Spotlight has shed another bright light on the darkest crevices of the Roman Catholic Church, shadows that the Globe Spotlight team exposed 14 years ago. Their series of articles won the Pulitzer Prize, Cardinal Law resigned, and the reverberations from their reporting led to other investigations yielding similarly disturbing results in Catholic communities around the world. Billions were paid out to victims in settlements. Church counsels and tribunals have been formed so that such crimes and cover-ups are never repeated again. Spotlight recently screened at the Vatican for the new commission established to investigate abuse.
But real change has been slow: After last week’s Vatican screening of the film, Peter Saunders, one of two clergy abuse survivors who was appointed by Pope Francis to the commission, was placed on an involuntary leave of absence after he reportedly expressed irritation at the Church’s glacial pace for greater transparency and accountability.
“It’s 15 years now almost since we wrote our stories, and I think a lot of survivors are saying, ‘Hey, enough with the studies. Let’s have some concrete action,'” says Rezendes. “And the tribunal has yet to start holding bishops accountable. There are bishops all over the world who have covered up for abuse over and over and over again.
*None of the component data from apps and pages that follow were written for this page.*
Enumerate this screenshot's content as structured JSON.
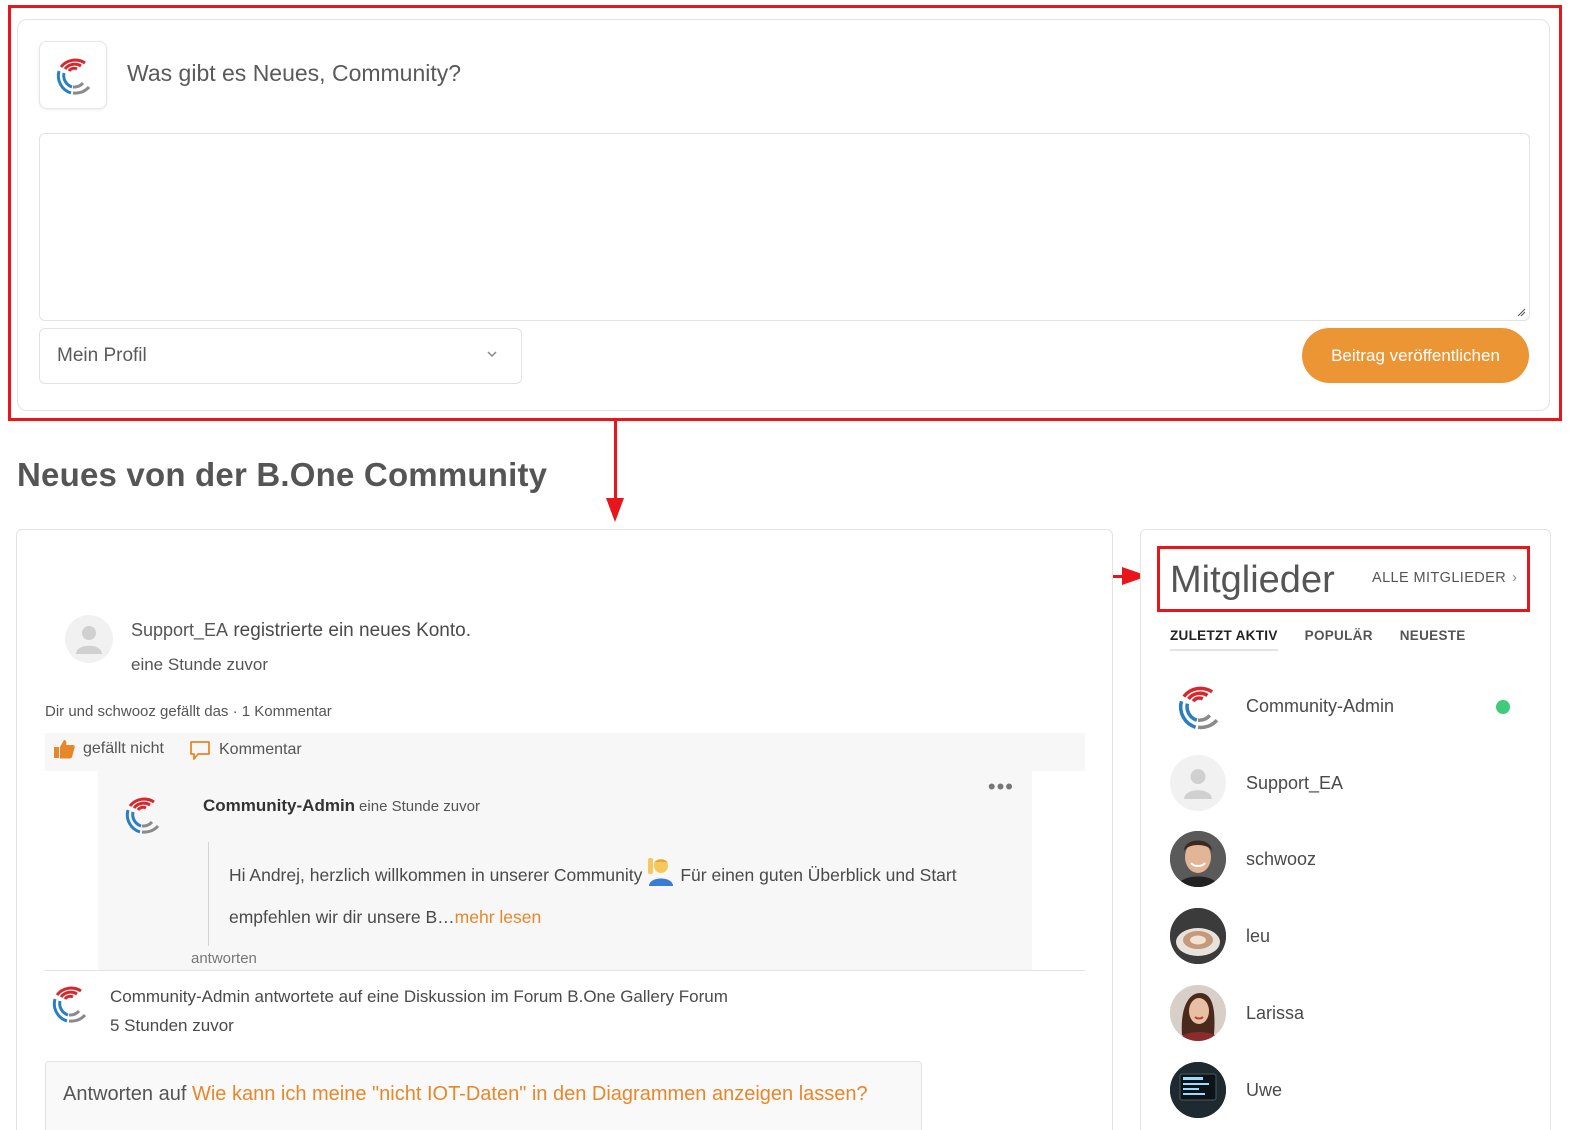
{
  "composer": {
    "prompt": "Was gibt es Neues, Community?",
    "textarea_value": "",
    "visibility_selected": "Mein Profil",
    "publish_label": "Beitrag veröffentlichen"
  },
  "feed": {
    "section_title": "Neues von der B.One Community",
    "activity1": {
      "user": "Support_EA",
      "action": " registrierte ein neues Konto.",
      "time": "eine Stunde zuvor",
      "likes": "Dir und schwooz gefällt das · 1 Kommentar",
      "like_label": "gefällt nicht",
      "comment_label": "Kommentar"
    },
    "comment": {
      "author": "Community-Admin",
      "time": "eine Stunde zuvor",
      "more": "•••",
      "text_before": "Hi Andrej, herzlich willkommen in unserer Community",
      "text_after": "Für einen guten Überblick und Start empfehlen wir dir unsere B…",
      "read_more": "mehr lesen",
      "reply_label": "antworten"
    },
    "activity2": {
      "text": "Community-Admin antwortete auf eine Diskussion im Forum B.One Gallery Forum",
      "time": "5 Stunden zuvor",
      "reply_prefix": "Antworten auf ",
      "reply_topic": "Wie kann ich meine \"nicht IOT-Daten\" in den Diagrammen anzeigen lassen?"
    }
  },
  "members": {
    "title": "Mitglieder",
    "all_link": "ALLE MITGLIEDER",
    "all_link_chevron": "›",
    "tabs": [
      "ZULETZT AKTIV",
      "POPULÄR",
      "NEUESTE"
    ],
    "list": [
      {
        "name": "Community-Admin",
        "online": true
      },
      {
        "name": "Support_EA",
        "online": false
      },
      {
        "name": "schwooz",
        "online": false
      },
      {
        "name": "leu",
        "online": false
      },
      {
        "name": "Larissa",
        "online": false
      },
      {
        "name": "Uwe",
        "online": false
      }
    ]
  },
  "colors": {
    "accent": "#eb9535",
    "link": "#e8872a",
    "annotation": "#e8161b",
    "online": "#3ecb7a"
  }
}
So I think the patience of the survivor community is starting to wear pretty thin.”
The Church argues that they have responded with concrete steps. In Boston and New York, two of the biggest Roman Catholic archdioceses in the United States, the Church has instituted a zero-tolerance policy that includes criminal background checks, training and awareness classes, and more pro-active reporting of allegations. “Even if the person bringing the complaint says, ‘I don’t want this to go any further,’ we say we have to bring it to the district attorney and we do,” says Joseph Zwilling, director of communications for the Archdiocese of New York. “We make it clear that we have an obligation and we will report it ourselves. It really is a zero-tolerance policy. And we would not, will not, have not moved a priest who has an accusation of abuse to another assignment. If there is even a single substantiated incident of abuse of a minor, that individual will never be permitted to function as a priest again.”
Sipe has heard all this before, and he’s not convinced. “I said in [a speech back in 1993] something I’ll never take back: that we’re dealing only with the tip of the iceberg,” says Sipe. “If you follow [the priest abuse scandal] to its foundations, it will lead you to the highest corridors of the Vatican. I don’t think many people got that at that time. But I was right. This is the way the system operates. It has not changed — no real change.”
“It feels a little bit smoke and mirror: Hey, we’re meeting, we’re talking about things,” says McCarthy, who is thrilled and humbled Spotlight has engaged audiences and sparked debate. “We’re talking about the welfare of children, right? What greater stakes do we have to propel us into action? And there should be no feet-dragging. It should be swift. It should be definitive. And I think until I see that, I remain skeptical.”